* EXERCISE DIRECTIONS *
Search the entries below for "icon", and copy each line where it appears.

---- DATA FOR ANALYSIS

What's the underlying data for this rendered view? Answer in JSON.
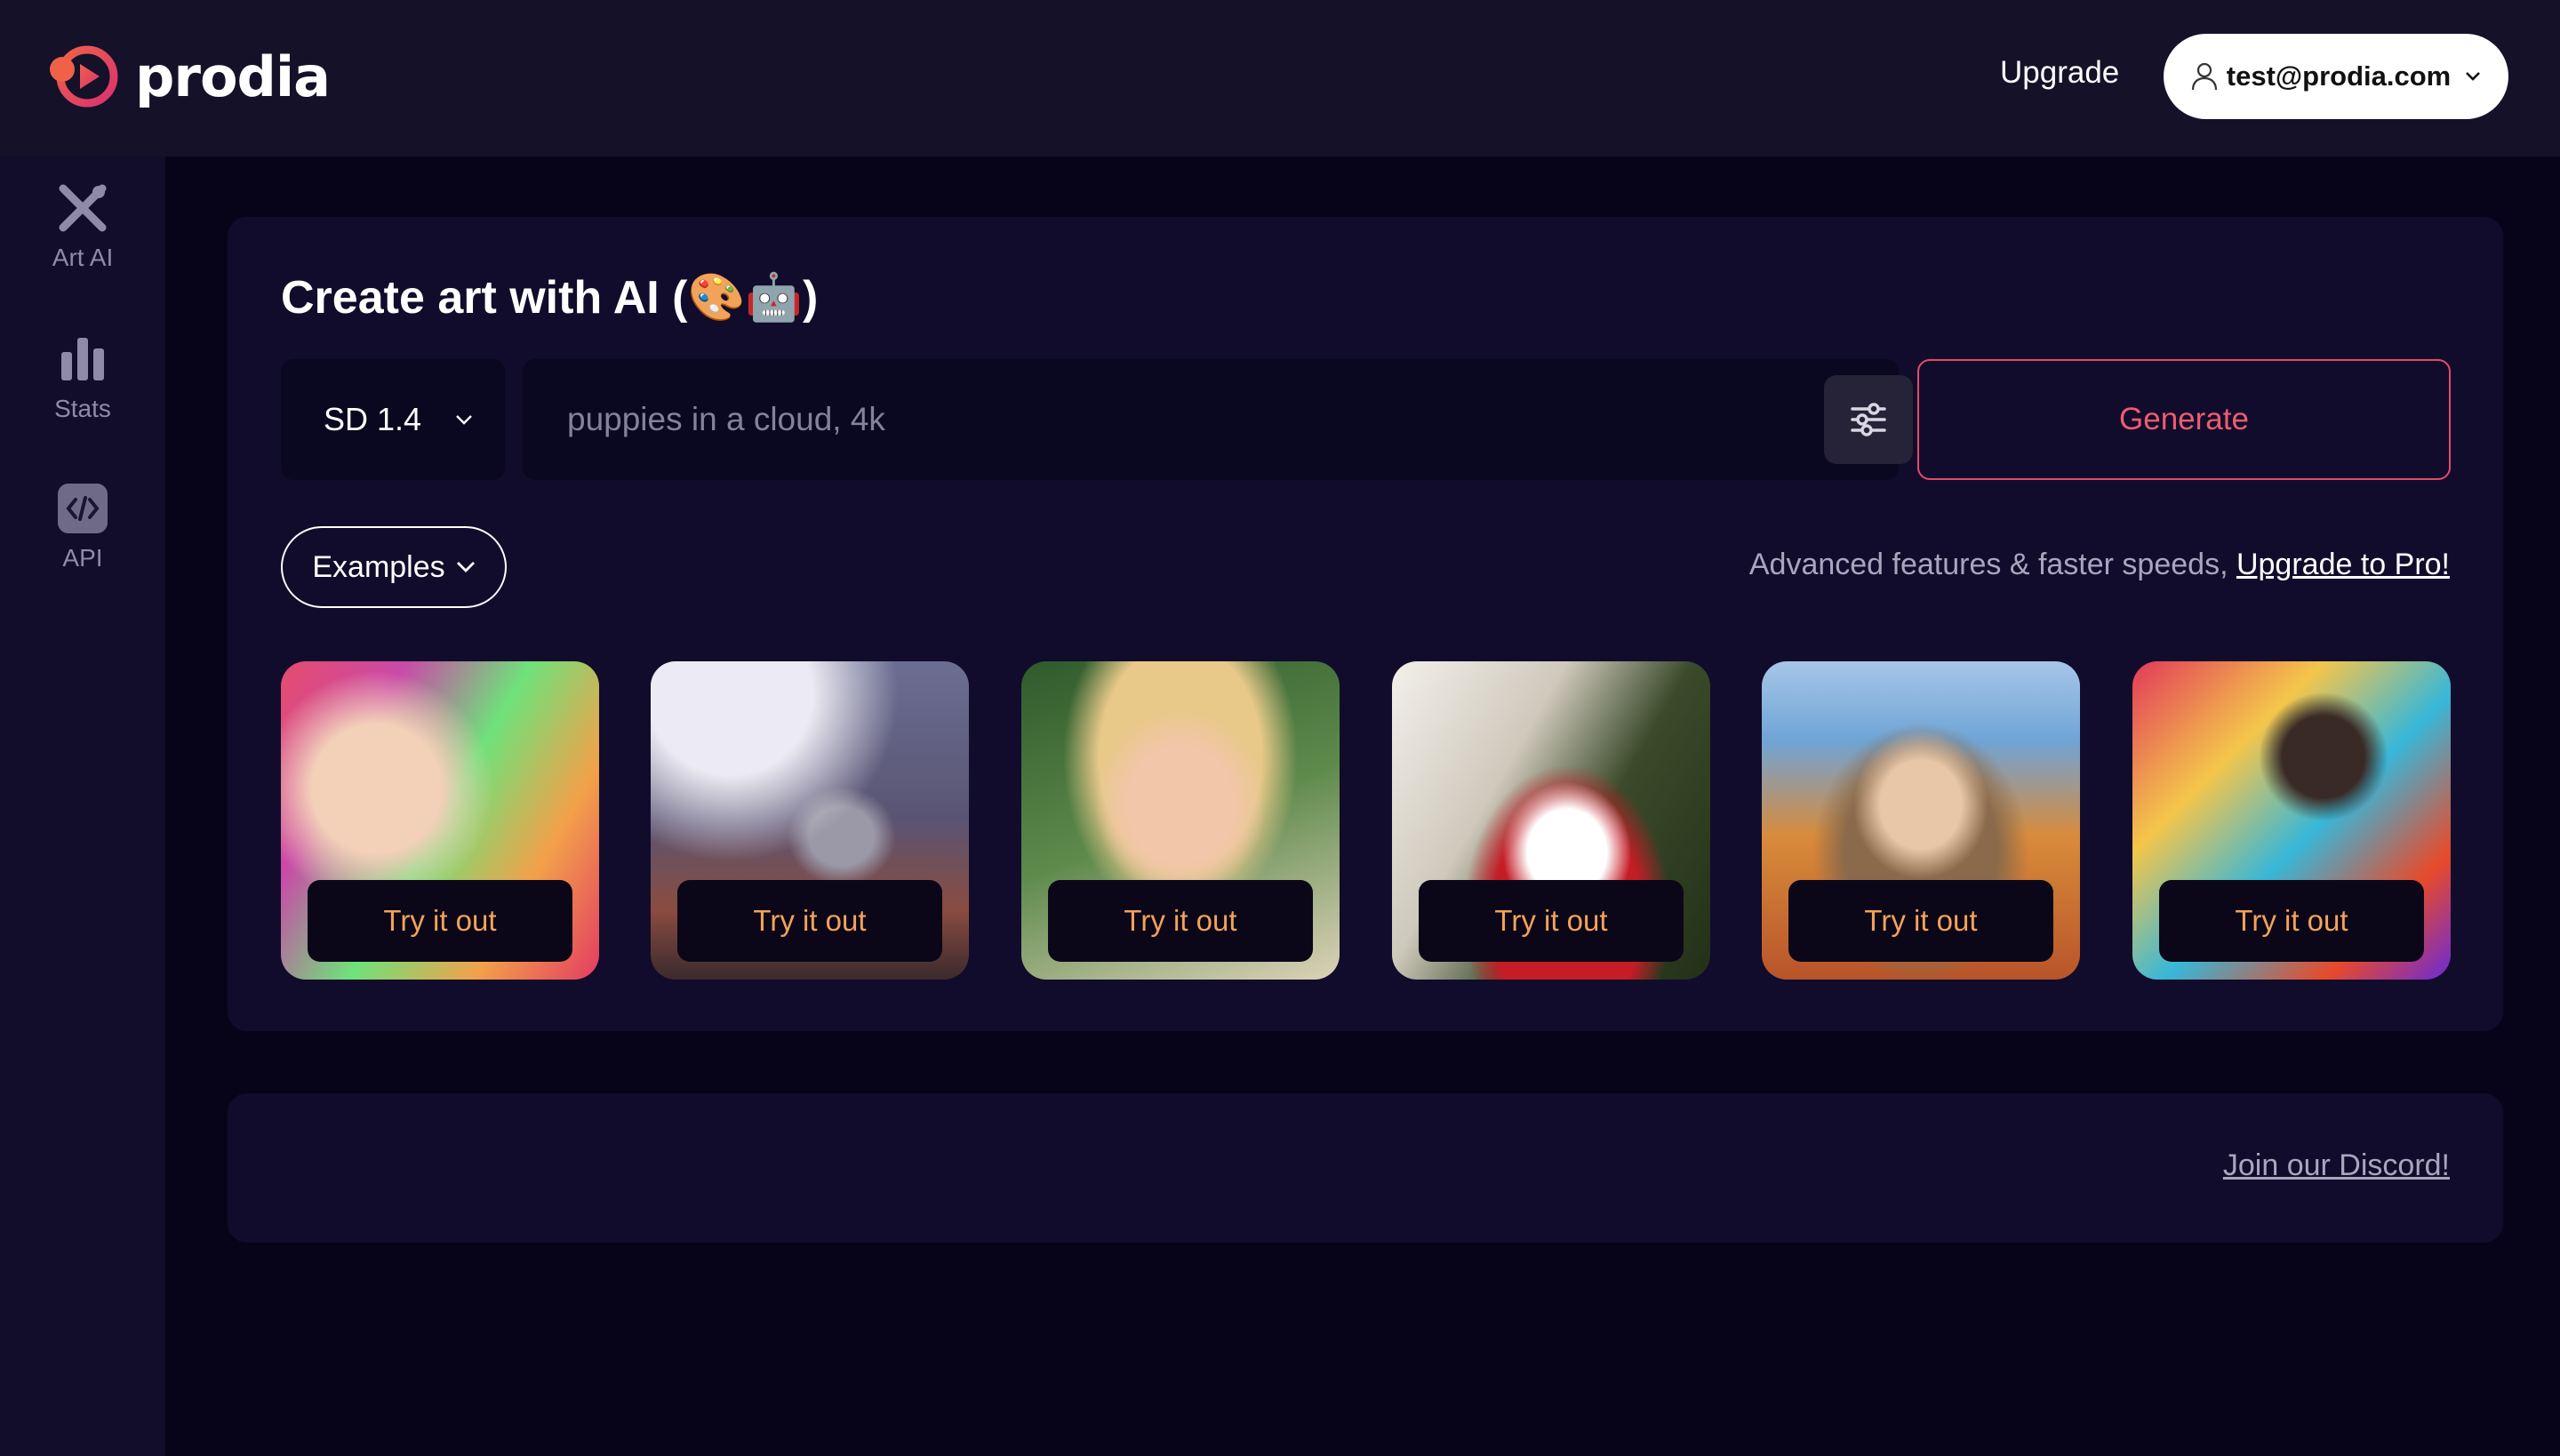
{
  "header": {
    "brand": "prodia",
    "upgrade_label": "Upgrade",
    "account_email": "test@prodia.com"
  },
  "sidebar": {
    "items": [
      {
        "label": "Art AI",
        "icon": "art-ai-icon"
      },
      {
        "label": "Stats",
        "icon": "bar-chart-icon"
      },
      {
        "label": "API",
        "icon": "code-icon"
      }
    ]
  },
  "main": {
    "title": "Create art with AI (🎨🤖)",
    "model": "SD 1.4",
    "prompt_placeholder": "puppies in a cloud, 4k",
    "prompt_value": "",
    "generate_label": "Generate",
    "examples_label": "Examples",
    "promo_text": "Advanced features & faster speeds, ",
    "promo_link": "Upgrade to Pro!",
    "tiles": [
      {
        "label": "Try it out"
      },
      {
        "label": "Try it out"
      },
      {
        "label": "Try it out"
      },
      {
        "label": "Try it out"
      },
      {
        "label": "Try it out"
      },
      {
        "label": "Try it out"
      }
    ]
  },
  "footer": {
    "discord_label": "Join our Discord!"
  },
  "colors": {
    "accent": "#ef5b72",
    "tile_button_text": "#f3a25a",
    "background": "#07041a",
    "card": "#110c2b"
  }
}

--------
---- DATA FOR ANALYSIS

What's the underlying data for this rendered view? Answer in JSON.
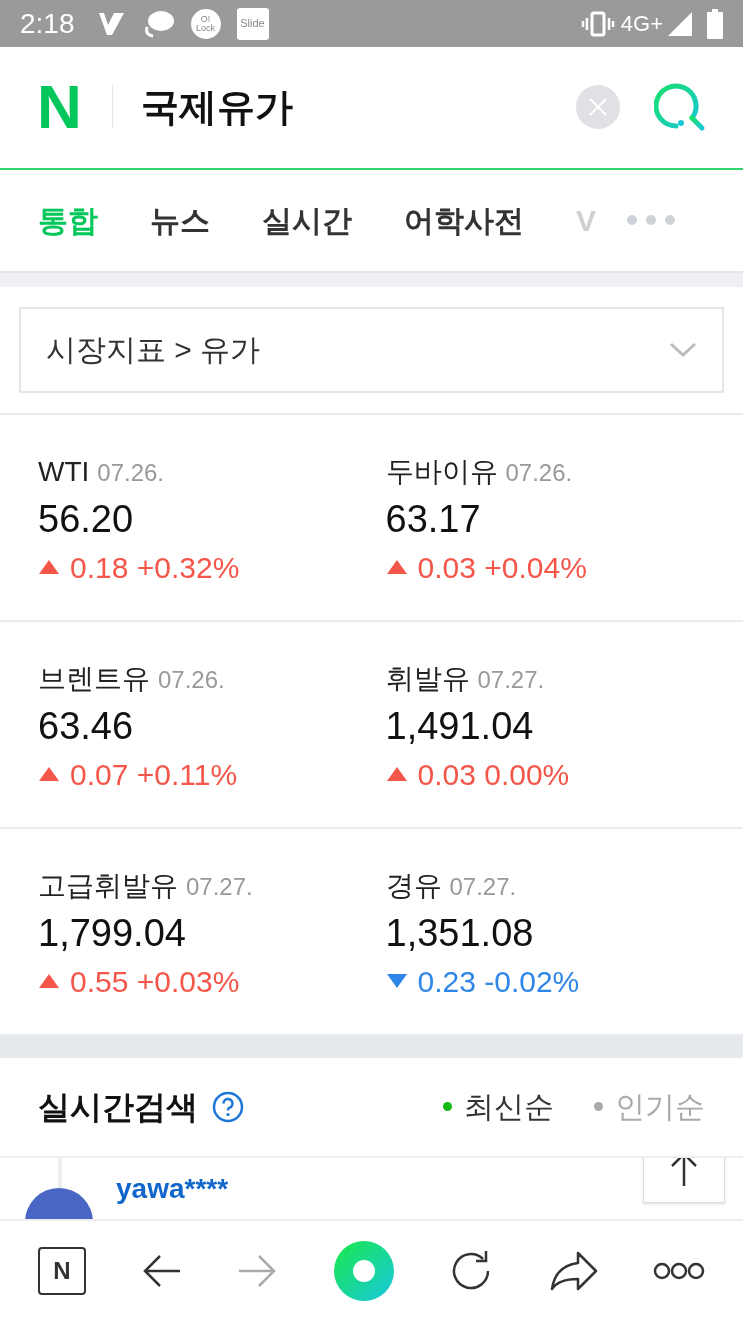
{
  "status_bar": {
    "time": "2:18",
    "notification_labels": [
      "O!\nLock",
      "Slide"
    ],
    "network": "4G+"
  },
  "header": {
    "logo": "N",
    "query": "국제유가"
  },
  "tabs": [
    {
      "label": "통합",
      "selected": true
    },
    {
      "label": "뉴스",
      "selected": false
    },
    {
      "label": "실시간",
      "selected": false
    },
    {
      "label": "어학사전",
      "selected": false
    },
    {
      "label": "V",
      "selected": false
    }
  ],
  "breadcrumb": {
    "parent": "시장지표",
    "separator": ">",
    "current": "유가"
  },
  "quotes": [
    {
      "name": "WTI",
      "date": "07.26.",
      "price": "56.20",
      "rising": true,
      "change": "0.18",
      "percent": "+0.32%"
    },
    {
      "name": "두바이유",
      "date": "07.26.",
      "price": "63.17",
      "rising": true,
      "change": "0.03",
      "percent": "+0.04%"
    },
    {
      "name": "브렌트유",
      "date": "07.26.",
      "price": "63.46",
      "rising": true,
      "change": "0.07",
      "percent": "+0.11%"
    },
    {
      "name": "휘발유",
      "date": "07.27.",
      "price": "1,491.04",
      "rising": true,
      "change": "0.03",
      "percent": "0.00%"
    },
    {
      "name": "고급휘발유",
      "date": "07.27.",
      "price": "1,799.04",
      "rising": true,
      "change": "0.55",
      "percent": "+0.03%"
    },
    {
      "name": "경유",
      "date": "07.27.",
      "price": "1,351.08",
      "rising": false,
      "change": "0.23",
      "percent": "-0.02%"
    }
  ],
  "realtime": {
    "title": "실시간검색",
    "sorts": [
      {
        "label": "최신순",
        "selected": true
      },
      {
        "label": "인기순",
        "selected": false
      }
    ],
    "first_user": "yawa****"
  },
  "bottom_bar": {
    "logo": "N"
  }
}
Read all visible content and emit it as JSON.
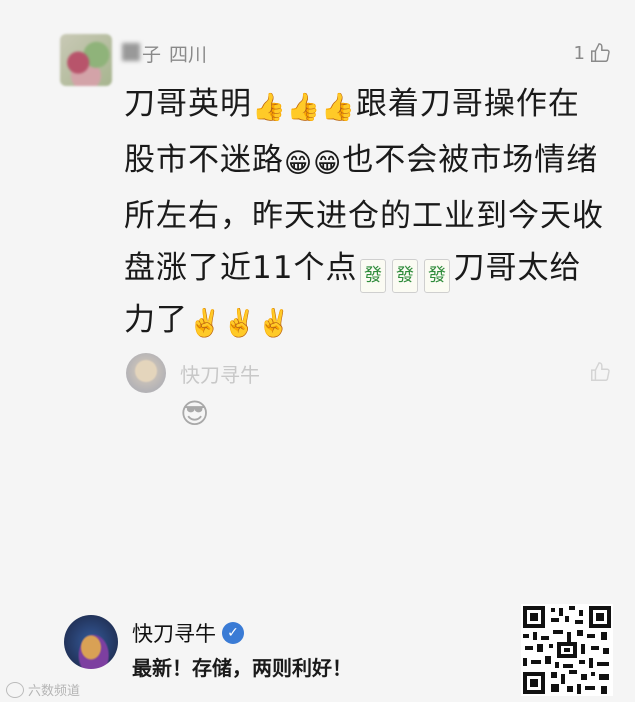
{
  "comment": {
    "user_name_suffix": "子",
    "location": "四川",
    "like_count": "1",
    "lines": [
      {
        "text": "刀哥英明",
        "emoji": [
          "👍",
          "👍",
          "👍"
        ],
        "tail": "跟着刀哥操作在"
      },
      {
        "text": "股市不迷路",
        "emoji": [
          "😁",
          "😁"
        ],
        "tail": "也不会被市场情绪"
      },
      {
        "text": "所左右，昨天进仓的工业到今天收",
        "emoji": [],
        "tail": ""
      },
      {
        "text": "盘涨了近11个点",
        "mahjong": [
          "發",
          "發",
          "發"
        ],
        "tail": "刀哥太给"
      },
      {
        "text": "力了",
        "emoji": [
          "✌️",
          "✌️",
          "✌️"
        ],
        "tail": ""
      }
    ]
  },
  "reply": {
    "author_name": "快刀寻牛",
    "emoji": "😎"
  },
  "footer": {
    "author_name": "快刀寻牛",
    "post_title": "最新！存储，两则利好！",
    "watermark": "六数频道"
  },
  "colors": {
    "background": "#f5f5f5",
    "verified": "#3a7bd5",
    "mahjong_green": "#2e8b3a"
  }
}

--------

* FINISHED EXERCISE *
        "icon": "art-ai-icon"
        "icon": "bar-chart-icon"
        "icon": "code-icon"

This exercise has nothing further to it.